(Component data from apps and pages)
-*-*-

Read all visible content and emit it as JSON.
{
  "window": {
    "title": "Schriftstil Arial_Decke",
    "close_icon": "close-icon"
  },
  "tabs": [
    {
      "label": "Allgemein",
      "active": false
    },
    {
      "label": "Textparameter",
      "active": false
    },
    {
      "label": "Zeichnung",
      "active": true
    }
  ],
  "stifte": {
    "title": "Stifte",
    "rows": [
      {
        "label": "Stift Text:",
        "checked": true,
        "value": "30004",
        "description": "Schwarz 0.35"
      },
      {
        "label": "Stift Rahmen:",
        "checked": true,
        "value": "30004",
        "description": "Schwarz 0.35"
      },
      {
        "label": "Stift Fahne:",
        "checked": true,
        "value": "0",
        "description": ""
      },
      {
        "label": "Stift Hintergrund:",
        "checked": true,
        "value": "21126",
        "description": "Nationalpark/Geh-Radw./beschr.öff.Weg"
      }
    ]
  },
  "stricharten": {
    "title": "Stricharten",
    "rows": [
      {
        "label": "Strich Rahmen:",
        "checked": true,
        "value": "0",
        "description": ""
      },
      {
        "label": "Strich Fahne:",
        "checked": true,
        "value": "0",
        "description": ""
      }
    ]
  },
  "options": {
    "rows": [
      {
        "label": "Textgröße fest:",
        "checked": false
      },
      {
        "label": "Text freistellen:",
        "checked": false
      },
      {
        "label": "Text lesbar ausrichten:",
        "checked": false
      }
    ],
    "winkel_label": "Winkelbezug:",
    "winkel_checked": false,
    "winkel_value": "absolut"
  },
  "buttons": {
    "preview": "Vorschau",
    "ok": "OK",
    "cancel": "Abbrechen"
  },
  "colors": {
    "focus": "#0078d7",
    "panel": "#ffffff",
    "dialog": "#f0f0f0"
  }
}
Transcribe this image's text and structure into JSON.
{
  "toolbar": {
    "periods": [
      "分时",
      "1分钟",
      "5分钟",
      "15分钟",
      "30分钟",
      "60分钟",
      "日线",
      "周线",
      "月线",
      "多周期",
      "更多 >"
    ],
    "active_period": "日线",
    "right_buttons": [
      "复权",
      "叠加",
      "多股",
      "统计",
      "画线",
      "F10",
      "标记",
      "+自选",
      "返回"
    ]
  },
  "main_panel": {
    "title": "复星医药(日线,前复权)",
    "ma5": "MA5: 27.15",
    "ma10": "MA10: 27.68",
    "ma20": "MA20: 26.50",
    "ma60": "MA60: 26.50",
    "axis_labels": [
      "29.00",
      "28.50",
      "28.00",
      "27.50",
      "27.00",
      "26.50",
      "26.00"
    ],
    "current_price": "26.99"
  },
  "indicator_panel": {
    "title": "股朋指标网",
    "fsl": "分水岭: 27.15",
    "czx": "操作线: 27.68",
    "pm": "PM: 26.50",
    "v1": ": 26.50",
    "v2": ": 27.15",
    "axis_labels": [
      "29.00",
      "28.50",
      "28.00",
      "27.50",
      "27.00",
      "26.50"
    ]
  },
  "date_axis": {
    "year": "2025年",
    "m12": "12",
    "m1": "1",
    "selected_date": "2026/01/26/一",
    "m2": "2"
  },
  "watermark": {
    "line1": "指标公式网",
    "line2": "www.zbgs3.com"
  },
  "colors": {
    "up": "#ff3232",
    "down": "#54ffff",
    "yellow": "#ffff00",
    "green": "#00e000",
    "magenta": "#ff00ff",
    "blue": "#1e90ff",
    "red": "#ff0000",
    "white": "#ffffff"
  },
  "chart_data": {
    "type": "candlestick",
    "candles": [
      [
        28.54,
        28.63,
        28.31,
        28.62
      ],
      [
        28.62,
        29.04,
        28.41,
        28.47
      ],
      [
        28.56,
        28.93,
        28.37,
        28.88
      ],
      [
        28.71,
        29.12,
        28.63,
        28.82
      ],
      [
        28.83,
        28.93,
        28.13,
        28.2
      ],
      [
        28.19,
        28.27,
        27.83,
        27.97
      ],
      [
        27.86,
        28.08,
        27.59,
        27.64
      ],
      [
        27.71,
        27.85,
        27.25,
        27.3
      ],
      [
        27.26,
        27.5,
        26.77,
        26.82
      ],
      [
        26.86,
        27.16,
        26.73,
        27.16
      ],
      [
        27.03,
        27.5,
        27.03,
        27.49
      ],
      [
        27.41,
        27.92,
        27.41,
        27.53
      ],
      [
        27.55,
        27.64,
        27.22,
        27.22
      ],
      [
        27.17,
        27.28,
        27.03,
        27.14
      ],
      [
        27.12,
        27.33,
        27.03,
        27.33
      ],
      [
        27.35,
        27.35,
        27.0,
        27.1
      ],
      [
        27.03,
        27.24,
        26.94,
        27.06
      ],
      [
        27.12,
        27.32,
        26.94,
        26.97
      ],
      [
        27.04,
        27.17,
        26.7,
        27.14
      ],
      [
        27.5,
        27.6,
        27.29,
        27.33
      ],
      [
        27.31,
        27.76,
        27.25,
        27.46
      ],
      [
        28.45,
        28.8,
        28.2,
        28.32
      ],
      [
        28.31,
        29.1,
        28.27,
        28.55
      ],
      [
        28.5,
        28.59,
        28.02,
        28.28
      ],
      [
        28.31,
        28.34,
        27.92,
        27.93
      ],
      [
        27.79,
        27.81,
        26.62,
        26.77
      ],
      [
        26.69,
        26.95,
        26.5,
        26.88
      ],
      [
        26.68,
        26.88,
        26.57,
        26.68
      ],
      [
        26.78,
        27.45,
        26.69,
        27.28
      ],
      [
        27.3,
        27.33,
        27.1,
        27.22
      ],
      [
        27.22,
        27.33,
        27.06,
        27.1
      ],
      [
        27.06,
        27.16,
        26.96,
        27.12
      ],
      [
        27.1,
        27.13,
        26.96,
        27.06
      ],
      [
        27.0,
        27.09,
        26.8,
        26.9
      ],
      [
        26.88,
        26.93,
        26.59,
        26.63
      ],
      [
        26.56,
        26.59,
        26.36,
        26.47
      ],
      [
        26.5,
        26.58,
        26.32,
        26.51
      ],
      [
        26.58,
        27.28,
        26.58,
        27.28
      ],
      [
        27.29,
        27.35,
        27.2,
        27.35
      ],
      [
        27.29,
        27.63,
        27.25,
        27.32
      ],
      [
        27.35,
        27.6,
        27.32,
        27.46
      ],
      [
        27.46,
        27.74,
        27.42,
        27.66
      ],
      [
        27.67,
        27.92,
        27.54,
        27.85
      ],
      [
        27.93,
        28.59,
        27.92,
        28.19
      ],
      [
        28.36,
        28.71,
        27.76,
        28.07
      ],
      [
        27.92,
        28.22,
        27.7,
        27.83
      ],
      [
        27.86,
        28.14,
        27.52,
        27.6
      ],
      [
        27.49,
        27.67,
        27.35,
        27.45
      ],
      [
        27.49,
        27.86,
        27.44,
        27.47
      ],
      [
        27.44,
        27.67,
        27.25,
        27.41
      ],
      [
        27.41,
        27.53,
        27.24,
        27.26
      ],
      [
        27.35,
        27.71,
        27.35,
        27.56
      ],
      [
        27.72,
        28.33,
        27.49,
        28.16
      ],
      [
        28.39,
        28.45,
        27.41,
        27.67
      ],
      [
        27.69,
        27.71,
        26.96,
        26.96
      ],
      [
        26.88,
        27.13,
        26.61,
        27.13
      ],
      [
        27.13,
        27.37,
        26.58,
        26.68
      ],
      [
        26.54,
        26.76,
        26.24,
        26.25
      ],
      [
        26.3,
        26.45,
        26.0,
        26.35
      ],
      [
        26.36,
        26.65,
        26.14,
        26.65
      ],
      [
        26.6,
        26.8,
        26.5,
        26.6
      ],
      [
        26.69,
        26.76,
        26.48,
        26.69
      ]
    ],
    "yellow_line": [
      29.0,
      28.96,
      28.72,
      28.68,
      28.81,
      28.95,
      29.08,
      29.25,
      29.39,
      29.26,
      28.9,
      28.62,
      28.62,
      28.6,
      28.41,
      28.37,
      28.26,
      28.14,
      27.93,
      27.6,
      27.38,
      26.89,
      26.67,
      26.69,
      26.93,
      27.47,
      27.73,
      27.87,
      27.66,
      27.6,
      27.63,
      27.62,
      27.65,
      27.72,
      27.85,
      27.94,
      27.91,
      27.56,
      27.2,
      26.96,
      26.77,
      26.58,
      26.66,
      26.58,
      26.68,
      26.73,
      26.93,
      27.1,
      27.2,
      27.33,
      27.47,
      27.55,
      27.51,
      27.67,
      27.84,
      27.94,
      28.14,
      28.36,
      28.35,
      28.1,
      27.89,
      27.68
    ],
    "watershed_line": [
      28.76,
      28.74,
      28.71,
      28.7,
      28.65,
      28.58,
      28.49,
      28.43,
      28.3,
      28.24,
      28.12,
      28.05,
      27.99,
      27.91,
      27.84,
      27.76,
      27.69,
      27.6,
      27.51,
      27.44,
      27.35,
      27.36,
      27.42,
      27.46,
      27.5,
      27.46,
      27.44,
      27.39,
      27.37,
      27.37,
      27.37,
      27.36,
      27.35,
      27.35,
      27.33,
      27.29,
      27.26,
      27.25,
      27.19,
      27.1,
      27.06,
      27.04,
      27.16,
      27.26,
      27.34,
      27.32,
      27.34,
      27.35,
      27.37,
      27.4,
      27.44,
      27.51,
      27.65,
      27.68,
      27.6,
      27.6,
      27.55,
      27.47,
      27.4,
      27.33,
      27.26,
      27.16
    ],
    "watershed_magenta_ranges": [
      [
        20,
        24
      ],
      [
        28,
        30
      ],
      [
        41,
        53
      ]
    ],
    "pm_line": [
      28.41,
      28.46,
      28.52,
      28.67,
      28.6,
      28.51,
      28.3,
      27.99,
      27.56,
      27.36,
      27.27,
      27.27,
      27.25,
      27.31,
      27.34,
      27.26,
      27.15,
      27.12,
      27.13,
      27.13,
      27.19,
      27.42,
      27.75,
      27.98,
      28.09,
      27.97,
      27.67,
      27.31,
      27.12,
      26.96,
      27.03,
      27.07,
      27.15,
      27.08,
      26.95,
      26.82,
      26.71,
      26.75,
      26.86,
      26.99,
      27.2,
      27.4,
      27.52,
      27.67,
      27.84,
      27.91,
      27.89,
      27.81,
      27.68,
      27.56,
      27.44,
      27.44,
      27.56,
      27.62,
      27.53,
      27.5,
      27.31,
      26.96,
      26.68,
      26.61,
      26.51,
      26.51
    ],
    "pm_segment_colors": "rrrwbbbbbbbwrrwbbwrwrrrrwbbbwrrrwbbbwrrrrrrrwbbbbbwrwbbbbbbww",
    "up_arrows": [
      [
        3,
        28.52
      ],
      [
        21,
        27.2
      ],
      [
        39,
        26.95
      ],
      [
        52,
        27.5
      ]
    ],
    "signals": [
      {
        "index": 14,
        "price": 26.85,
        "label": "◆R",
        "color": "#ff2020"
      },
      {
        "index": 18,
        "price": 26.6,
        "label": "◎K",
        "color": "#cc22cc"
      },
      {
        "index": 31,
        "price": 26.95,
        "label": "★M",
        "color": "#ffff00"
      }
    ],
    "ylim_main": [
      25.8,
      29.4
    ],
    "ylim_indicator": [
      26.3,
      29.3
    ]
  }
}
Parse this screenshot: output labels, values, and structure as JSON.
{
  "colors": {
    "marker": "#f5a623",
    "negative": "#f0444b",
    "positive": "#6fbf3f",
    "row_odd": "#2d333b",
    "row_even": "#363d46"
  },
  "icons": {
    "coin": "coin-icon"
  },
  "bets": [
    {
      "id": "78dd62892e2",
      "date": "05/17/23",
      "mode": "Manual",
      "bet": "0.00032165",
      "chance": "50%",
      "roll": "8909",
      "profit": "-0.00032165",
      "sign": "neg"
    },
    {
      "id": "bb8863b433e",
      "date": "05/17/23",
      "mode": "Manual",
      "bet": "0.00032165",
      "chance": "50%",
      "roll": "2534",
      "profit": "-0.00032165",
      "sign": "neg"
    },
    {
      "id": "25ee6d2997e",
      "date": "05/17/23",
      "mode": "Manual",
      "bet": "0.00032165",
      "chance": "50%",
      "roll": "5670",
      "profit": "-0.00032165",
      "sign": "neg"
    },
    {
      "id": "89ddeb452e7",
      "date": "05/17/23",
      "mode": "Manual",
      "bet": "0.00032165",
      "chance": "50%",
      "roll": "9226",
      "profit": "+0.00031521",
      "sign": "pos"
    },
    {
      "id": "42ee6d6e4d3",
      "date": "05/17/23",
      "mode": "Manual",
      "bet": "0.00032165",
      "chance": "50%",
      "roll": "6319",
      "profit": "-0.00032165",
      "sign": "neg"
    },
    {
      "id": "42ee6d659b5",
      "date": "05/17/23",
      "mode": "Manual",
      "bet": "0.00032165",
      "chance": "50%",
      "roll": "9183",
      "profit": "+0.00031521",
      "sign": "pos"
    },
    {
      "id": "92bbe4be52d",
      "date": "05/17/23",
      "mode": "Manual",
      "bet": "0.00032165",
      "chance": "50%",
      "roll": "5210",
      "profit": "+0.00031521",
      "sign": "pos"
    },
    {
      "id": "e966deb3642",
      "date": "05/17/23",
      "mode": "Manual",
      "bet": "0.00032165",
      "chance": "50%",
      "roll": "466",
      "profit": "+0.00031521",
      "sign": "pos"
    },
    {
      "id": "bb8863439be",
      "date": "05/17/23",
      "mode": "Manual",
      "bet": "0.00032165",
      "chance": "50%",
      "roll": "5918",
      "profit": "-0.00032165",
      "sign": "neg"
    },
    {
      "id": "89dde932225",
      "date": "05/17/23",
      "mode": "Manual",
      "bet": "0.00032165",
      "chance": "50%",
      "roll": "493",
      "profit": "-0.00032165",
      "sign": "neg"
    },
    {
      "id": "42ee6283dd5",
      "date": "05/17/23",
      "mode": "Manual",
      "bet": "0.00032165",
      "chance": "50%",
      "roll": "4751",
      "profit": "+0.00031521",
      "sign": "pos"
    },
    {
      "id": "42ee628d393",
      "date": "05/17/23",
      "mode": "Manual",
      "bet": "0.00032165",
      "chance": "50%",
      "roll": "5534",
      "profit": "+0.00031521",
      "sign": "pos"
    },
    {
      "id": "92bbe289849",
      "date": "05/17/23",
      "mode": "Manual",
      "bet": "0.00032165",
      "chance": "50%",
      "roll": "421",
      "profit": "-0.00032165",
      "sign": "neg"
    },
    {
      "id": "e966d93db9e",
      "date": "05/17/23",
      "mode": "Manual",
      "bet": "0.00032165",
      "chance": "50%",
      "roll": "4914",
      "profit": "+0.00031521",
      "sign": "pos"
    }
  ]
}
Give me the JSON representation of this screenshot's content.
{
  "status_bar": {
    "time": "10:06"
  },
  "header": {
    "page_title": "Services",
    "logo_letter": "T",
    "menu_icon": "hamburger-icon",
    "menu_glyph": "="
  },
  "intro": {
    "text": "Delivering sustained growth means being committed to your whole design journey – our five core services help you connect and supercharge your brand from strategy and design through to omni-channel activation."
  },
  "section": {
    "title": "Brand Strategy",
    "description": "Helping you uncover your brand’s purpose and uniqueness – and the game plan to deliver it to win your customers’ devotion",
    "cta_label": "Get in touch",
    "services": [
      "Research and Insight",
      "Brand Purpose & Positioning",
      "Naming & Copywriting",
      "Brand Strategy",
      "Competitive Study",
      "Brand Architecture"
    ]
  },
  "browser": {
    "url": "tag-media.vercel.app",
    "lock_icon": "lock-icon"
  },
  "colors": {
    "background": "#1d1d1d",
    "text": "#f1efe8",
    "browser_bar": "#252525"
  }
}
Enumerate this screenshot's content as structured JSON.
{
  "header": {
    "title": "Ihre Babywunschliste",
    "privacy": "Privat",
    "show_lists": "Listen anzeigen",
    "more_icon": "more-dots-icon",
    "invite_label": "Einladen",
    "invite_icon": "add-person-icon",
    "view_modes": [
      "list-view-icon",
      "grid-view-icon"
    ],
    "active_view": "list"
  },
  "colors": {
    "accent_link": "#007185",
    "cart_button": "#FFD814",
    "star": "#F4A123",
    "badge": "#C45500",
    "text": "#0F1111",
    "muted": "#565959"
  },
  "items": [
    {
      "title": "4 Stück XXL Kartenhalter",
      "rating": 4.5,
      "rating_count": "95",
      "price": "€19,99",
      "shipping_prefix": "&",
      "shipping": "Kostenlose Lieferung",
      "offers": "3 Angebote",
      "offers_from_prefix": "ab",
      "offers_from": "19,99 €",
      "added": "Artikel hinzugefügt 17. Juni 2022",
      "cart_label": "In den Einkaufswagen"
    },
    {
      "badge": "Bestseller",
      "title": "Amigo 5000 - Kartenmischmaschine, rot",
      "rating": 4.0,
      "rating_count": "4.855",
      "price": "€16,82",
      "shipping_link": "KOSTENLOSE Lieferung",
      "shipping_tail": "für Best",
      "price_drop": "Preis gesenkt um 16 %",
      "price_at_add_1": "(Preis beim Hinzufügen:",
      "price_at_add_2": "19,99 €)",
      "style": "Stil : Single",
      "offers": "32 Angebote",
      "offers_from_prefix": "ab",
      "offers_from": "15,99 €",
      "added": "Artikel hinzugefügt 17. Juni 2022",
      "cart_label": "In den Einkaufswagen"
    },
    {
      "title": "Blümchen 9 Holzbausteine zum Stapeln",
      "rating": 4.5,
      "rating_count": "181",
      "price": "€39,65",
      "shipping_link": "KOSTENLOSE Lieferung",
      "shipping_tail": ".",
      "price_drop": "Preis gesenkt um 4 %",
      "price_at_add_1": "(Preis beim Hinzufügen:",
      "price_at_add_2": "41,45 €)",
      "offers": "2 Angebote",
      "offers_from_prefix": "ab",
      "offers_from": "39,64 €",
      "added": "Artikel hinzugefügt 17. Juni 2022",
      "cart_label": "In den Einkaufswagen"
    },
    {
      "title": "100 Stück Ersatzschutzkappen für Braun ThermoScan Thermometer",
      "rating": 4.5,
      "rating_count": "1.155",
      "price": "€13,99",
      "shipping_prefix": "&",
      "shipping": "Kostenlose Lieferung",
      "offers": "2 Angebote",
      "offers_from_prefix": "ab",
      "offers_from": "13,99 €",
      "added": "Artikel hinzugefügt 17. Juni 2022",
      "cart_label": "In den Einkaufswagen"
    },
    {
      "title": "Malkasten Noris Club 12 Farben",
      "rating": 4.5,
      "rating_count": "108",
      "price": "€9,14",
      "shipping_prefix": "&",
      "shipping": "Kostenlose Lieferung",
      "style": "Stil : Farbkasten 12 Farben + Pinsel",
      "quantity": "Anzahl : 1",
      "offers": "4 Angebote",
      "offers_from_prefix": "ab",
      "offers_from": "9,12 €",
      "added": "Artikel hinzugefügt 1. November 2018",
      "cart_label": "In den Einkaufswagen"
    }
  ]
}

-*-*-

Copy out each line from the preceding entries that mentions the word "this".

■ Task response
Transcribe this image's text and structure into JSON.
Parse this screenshot: output labels, values, and structure as JSON.
Give me the JSON representation of this screenshot's content.
Enumerate this screenshot's content as structured JSON.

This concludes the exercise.